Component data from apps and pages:
====================
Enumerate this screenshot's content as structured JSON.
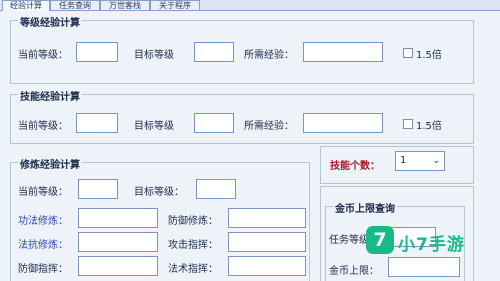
{
  "tabs": [
    "经验计算",
    "任务查询",
    "万世客栈",
    "关于程序"
  ],
  "level_exp": {
    "title": "等级经验计算",
    "current_label": "当前等级：",
    "target_label": "目标等级",
    "needed_label": "所需经验：",
    "multiplier_label": "1.5倍"
  },
  "skill_exp": {
    "title": "技能经验计算",
    "current_label": "当前等级：",
    "target_label": "目标等级",
    "needed_label": "所需经验：",
    "multiplier_label": "1.5倍"
  },
  "cultivation": {
    "title": "修炼经验计算",
    "current_label": "当前等级：",
    "target_label": "目标等级：",
    "rows": [
      {
        "left": "功法修炼：",
        "right": "防御修炼："
      },
      {
        "left": "法抗修炼：",
        "right": "攻击指挥："
      },
      {
        "left": "防御指挥：",
        "right": "法术指挥："
      }
    ]
  },
  "skill_count": {
    "label": "技能个数：",
    "value": "1"
  },
  "gold_cap": {
    "title": "金币上限查询",
    "task_level_label": "任务等级",
    "gold_cap_label": "金币上限："
  },
  "watermark": {
    "badge": "7",
    "text": "小7手游",
    "color": "#19b989"
  }
}
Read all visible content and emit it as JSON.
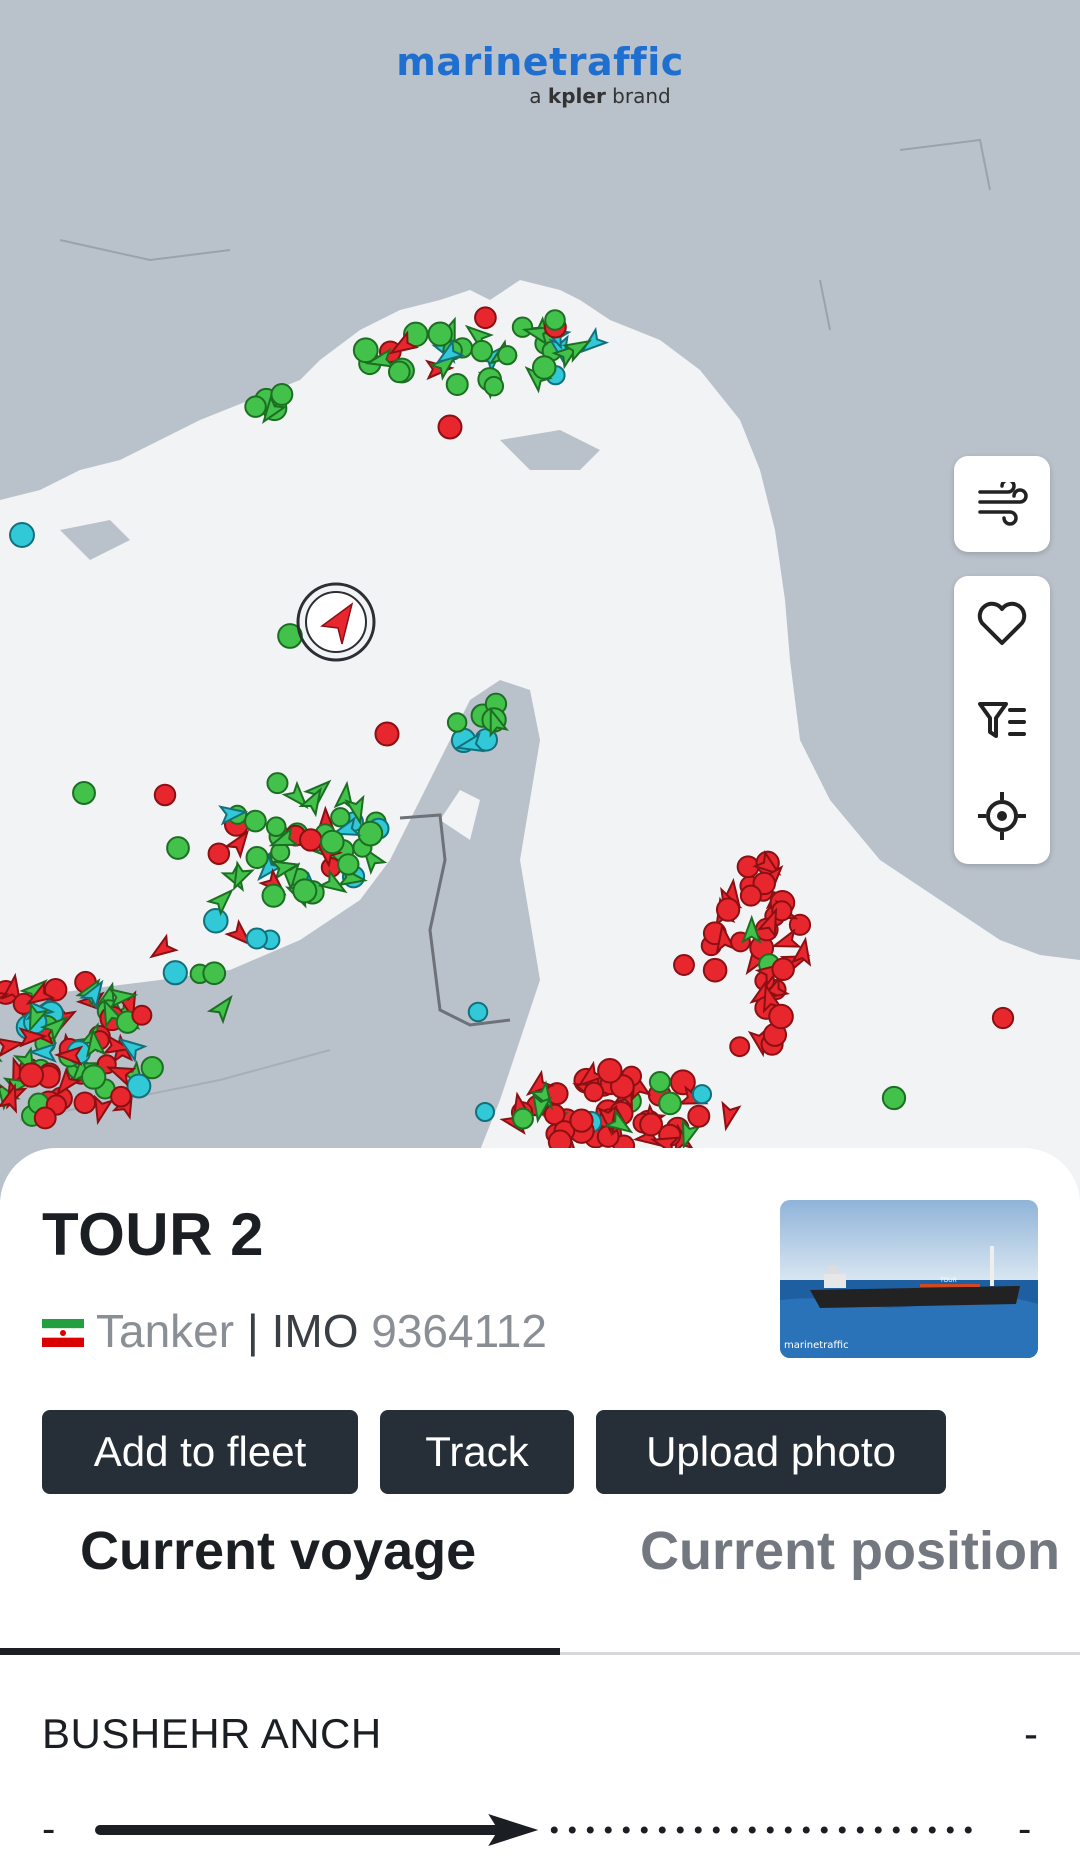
{
  "brand": {
    "name": "marinetraffic",
    "sub_prefix": "a ",
    "sub_bold": "kpler",
    "sub_suffix": " brand"
  },
  "map_controls": {
    "weather_icon": "wind-icon",
    "favorite_icon": "heart-icon",
    "filter_icon": "filter-icon",
    "locate_icon": "crosshair-icon"
  },
  "vessel": {
    "name": "TOUR 2",
    "type": "Tanker",
    "separator": "|",
    "imo_label": "IMO",
    "imo": "9364112",
    "flag": "iran-flag",
    "photo_watermark": "marinetraffic",
    "photo_ship_label": "TOUR"
  },
  "actions": {
    "add_fleet": "Add to fleet",
    "track": "Track",
    "upload_photo": "Upload photo"
  },
  "tabs": {
    "voyage": "Current voyage",
    "position": "Current position"
  },
  "voyage": {
    "departure": "BUSHEHR ANCH",
    "departure_time": "-",
    "start_label": "-",
    "end_label": "-",
    "progress": 0.45
  },
  "colors": {
    "sea": "#f2f3f5",
    "land": "#b9c1cb",
    "tanker": "#e8262e",
    "cargo": "#43c24b",
    "passenger": "#31c8d8",
    "dark_button": "#262e37",
    "brand": "#1f6fd1"
  }
}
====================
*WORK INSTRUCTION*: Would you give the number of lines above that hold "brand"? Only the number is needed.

*OUTPUT OF THE TASK*: 3